* Your assignment
An exact reproduction of each record is required.

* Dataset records
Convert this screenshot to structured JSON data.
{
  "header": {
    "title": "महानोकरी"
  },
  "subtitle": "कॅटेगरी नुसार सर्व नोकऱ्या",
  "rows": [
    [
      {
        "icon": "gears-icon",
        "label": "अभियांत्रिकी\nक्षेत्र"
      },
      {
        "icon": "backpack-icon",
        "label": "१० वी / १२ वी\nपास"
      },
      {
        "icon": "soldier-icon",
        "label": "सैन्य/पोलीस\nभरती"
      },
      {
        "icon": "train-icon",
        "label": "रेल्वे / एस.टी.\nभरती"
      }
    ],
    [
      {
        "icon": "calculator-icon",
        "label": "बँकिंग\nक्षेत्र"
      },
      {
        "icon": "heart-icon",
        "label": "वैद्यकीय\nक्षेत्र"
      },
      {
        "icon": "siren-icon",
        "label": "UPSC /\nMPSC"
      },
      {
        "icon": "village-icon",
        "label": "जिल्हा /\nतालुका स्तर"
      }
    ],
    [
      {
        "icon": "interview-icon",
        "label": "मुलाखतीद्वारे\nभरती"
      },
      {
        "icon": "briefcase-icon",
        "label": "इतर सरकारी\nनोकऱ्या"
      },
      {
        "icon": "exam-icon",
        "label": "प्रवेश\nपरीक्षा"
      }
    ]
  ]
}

* Expected answer
Convert this screenshot to structured JSON data.
{
  "header": {
    "title": "महानोकरी"
  },
  "subtitle": "कॅटेगरी नुसार सर्व नोकऱ्या",
  "rows": [
    [
      {
        "icon": "gears-icon",
        "label": "अभियांत्रिकी\nक्षेत्र"
      },
      {
        "icon": "backpack-icon",
        "label": "१० वी / १२ वी\nपास"
      },
      {
        "icon": "soldier-icon",
        "label": "सैन्य/पोलीस\nभरती"
      },
      {
        "icon": "train-icon",
        "label": "रेल्वे / एस.टी.\nभरती"
      }
    ],
    [
      {
        "icon": "calculator-icon",
        "label": "बँकिंग\nक्षेत्र"
      },
      {
        "icon": "heart-icon",
        "label": "वैद्यकीय\nक्षेत्र"
      },
      {
        "icon": "siren-icon",
        "label": "UPSC /\nMPSC"
      },
      {
        "icon": "village-icon",
        "label": "जिल्हा /\nतालुका स्तर"
      }
    ],
    [
      {
        "icon": "interview-icon",
        "label": "मुलाखतीद्वारे\nभरती"
      },
      {
        "icon": "briefcase-icon",
        "label": "इतर सरकारी\nनोकऱ्या"
      },
      {
        "icon": "exam-icon",
        "label": "प्रवेश\nपरीक्षा"
      }
    ]
  ]
}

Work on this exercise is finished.